At Fertility Source Companies, we understand the sensitivities that surround gestational surrogacy. Despite the complexity of third-party reproduction, for many modern families surrogacy makes possible what had perhaps been deemed impossible. Within the potential swirl of doubt and happiness felt by all parties during a surrogacy agreement, joy can prevail when people learn the facts and dispel the myths and misconceptions about surrogacy.
Myth: There is only one type of surrogacy.
Fact: The are two types of surrogacy agreements.
There are two types of surrogacy: traditional and gestational. Traditional surrogacy has become increasingly rare. It involves a surrogate using her own egg combined with the male’s sperm, though she does not assume any parental rights of the resulting children.

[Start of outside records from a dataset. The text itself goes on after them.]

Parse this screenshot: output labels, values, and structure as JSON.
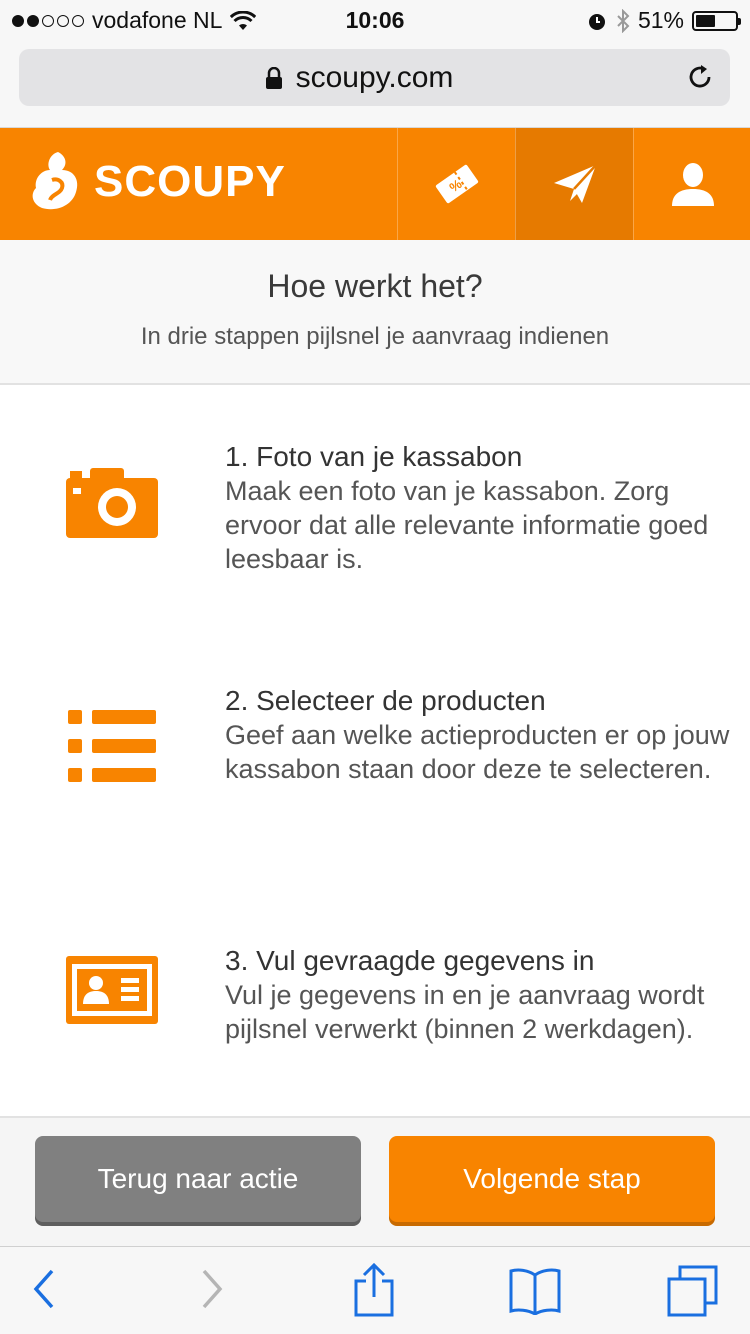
{
  "status_bar": {
    "carrier": "vodafone NL",
    "time": "10:06",
    "battery": "51%",
    "battery_level": 0.51
  },
  "browser": {
    "url": "scoupy.com"
  },
  "header": {
    "logo_text": "SCOUPY",
    "nav_icons": [
      "coupon-icon",
      "paper-plane-icon",
      "user-icon"
    ],
    "active_index": 1
  },
  "intro": {
    "title": "Hoe werkt het?",
    "subtitle": "In drie stappen pijlsnel je aanvraag indienen"
  },
  "steps": [
    {
      "icon": "camera-icon",
      "title": "1. Foto van je kassabon",
      "body": "Maak een foto van je kassabon. Zorg ervoor dat alle relevante informatie goed leesbaar is."
    },
    {
      "icon": "list-icon",
      "title": "2. Selecteer de producten",
      "body": "Geef aan welke actieproducten er op jouw kassabon staan door deze te selecteren."
    },
    {
      "icon": "id-card-icon",
      "title": "3. Vul gevraagde gegevens in",
      "body": "Vul je gegevens in en je aanvraag wordt pijlsnel verwerkt (binnen 2 werkdagen)."
    }
  ],
  "actions": {
    "back_label": "Terug naar actie",
    "next_label": "Volgende stap"
  },
  "colors": {
    "brand_orange": "#f88400",
    "button_grey": "#808080",
    "ios_blue": "#1a6fe0"
  }
}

With gestational surrogacy, the surrogate carries a baby conceived through in vitro fertilization (IVF) with the intended parents’ – or donors’ – egg and sperm. In this case, the surrogate is not biologically related to the child or children she gives birth to.
Myth: Surrogates are close family friends of the intended parents.
Fact: A gestational surrogate may be a family friend but can also be a woman working with a surrogacy agency, depending on the laws of your state.
Some prospective parents feel uncomfortable about being either too close or too remote from their surrogate. For many, the option to work through an agency feels more comfortable than turning to a friend or family member, because a surrogacy agency and its case manager can keep the process organized and on track. This decision is ultimately up to the intended parents prior to seeking the surrogacy agreement.
Myth: A surrogate will have parental rights.
Fact: Surrogacy agreements in states where they are permitted are vetted by a family attorney and establish parental rights for the intended parents.
Women become surrogates for many reasons, but none of those reasons is the desire to mother a baby for the long term. When intended parents and surrogates sign the surrogacy agreement, they agree that the prospective parent(s) and not the surrogate will assume parental rights of the baby when born. The execution of this contract is followed by a pre-birth order – a written declaration by these parties – that is certified by a judge in some states or completed by adoption in others.
If you are considering working with a surrogate but have concerns, you’ve come to the right place. Contact Fertility Source Companies or our surrogacy division, The Surrogacy Source, to speak with a specialist today.